HĪRĀ SIṄGH RĀGĪ, BHĀĪ (1879-1926), eminent exponent of Sikh devotional music, was born in 1879 at Farūkā, in Shāhpur district, now in Pakistan.

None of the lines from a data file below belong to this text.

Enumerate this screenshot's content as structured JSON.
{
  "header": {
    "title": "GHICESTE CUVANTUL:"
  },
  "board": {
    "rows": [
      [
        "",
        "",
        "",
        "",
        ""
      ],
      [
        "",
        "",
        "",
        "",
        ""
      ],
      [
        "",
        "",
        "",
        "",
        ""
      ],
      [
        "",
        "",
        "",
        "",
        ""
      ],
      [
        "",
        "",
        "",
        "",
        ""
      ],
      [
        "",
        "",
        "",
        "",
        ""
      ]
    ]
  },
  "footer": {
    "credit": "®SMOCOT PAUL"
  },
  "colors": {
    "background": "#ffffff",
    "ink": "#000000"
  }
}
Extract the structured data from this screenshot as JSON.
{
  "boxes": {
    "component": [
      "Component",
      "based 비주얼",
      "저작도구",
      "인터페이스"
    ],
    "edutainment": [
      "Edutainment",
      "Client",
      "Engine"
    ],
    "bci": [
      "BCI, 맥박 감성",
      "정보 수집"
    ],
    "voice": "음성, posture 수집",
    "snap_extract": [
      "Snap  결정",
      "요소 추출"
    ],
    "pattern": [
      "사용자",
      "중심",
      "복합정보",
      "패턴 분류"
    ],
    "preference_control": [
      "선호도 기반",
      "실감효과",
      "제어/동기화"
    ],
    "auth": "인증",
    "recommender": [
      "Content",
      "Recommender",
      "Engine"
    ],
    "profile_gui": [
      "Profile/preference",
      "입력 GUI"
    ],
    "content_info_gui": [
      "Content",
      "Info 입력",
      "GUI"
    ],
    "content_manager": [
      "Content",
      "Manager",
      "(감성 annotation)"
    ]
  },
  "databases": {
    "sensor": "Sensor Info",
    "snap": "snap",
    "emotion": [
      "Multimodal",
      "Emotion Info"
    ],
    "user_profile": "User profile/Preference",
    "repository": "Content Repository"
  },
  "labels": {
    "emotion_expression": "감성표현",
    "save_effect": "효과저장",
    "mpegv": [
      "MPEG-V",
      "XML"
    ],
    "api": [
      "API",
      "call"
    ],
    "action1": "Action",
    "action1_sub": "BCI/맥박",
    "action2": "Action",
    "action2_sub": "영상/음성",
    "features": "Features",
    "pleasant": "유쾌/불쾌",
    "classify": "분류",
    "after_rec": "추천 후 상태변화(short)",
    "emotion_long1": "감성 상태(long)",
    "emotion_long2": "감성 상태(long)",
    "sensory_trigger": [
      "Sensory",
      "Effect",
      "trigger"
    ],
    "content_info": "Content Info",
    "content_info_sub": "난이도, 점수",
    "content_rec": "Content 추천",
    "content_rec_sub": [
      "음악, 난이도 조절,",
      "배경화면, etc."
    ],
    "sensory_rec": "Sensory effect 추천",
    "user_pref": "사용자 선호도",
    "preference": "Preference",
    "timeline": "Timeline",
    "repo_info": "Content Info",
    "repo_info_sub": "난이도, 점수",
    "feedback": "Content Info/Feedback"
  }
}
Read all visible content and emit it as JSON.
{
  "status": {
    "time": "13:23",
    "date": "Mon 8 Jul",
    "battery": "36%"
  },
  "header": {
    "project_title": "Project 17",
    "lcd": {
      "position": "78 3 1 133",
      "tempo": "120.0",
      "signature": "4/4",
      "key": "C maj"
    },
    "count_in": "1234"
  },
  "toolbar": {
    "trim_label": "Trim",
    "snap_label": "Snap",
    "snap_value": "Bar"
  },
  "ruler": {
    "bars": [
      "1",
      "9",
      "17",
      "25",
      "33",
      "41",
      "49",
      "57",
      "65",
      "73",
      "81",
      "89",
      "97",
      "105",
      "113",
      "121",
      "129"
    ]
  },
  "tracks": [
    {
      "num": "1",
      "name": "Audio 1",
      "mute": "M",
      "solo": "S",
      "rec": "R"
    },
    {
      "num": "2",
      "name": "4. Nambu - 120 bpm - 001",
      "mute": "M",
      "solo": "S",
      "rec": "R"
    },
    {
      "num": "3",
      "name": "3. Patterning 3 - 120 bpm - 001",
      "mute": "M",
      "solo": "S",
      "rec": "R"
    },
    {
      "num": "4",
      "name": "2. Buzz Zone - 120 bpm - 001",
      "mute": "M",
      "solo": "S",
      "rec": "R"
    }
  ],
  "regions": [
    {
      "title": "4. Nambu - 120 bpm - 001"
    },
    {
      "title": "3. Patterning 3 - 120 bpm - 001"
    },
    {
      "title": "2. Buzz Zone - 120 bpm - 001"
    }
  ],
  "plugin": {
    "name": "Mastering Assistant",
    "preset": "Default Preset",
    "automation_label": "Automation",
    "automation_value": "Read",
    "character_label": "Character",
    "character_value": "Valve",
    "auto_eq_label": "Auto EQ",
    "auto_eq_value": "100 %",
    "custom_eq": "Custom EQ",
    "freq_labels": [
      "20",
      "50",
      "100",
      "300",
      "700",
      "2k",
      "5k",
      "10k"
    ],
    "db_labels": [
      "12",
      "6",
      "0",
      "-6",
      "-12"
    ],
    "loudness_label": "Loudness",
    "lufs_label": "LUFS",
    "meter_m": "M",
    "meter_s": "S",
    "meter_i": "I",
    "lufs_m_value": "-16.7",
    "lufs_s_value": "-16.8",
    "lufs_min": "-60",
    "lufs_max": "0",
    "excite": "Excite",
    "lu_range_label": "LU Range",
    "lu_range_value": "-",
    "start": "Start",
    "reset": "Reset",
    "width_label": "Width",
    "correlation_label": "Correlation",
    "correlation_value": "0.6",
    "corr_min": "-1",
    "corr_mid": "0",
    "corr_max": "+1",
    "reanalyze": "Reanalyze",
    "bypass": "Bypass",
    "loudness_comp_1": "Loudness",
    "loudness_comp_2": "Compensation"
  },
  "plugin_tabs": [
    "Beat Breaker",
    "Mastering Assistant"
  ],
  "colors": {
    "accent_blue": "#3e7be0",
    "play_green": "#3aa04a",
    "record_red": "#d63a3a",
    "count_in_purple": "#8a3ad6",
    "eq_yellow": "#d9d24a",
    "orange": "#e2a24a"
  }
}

His father's name was Bhāī Bhāg Siṅgh and mother's Satbharāī. Bhāg Siṅgh was well versed in classical music and played string instruments such as sāraṅgī and tāūs. Hīrā Siṅgh joined the middle school at Sāhīvāl, but soon left it to study the religious texts with Bhāī Māhṇā Siṅgh of Farūkā. He learnt music from his father who performed kīrtan in the village gurdwārā. At the age of 15, he was married to Bībī Bhāvāṅ (renamed Prem Kaur). He attended the Niraṅkārī Darbār at Rāwalpiṇḍī and Nāmdhārī Darbār at Bhaiṇī, and subsequently joined the jathā of Sant Atar Siṅgh in whose company he also went on a pilgrimage to Srī Abchal Nagar Hazūr Sāhib, Nāndeḍ. In 1897, he settled down, with his wife, at Amritsar, working with the Khālsā Tract Society which brought him under the influence of Bhāī Vīr Siṅgh and deepened his study of the Sikh scriptural writings. He started to learn playing the harmonium from Mahant Takht Siṅgh. His father soon joined him in Amritsar and the two formed a rāgī jathā, or choir, which soon became the most famous ensemble reciting kīrtan at Sikh gatherings. Hīrā Siṅgh led the kīrtan interspersing it with exposition of the sacred verse, as his father accompanied him on the tāūs. He joined the Chief Khālsā Dīwān founded in 1902, and worked tirelessly towards promoting its programme of religious and social reform and of education among Sikhs. By his kīrtan and discourses, he kept vast audiences spellbound. Many entered the Sikh fold under his influence. The story is told of Hājī Muhammad Miskīn who was among the audience listening to Bhāī Hīrā Siṅgh's kīrtan in Gwālīor in 1925. The Hājī had very diligently manufactured a rare piece of art -- a whisk made of 1,45,000 strands of sandalwood fibre -- which he desired to present as an offering at an appropriate place of worship. He felt so moved that he accompanied Bhāī Hīrā Siṅgh to Amritsar and, on his advice, offered the precious article at the Golden Temple. The whisk is still preserved in the Golden Temple toshākhānā or treasury.
Bhāī Hīrā Siṅgh was one of the principal fund-raisers for the Sikh Educational Conference which set up schools in many parts of the Punjab. He helped to found in 1908 a Khālsā high school at Farūkā which after the partition of 1947 was restarted in Ambālā Cantonment.
In the middle of 1924, Bhāī Hīrā Siṅgh was taken ill with cancer of the stomach. He died at Dehrā Dūn on 2 September 1926.